Data records:
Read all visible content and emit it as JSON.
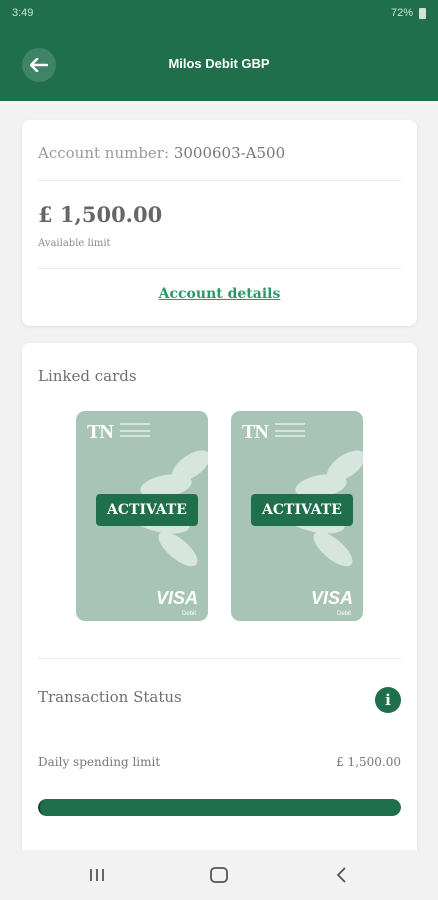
{
  "status_bar": {
    "time": "3:49",
    "indicators": "72%"
  },
  "header": {
    "title": "Milos Debit GBP",
    "back_icon": "arrow-left-icon"
  },
  "account": {
    "number_label": "Account number:",
    "number_value": "3000603-A500",
    "balance": "£ 1,500.00",
    "balance_label": "Available limit",
    "details_link": "Account details"
  },
  "linked_cards": {
    "title": "Linked cards",
    "cards": [
      {
        "brand": "TN",
        "activate_label": "ACTIVATE",
        "network": "VISA",
        "type": "Debit"
      },
      {
        "brand": "TN",
        "activate_label": "ACTIVATE",
        "network": "VISA",
        "type": "Debit"
      }
    ]
  },
  "transaction_status": {
    "title": "Transaction Status",
    "info_icon": "info-icon",
    "daily_limit_label": "Daily spending limit",
    "daily_limit_value": "£ 1,500.00",
    "progress": 1.0
  },
  "colors": {
    "primary": "#1f6f4d",
    "link": "#2a9968",
    "card": "#a7c4b7"
  },
  "nav_bar": {
    "recents_icon": "recents-icon",
    "home_icon": "home-icon",
    "back_icon": "chevron-left-icon"
  }
}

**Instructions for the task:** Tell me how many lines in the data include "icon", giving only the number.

**Response to the task:** 5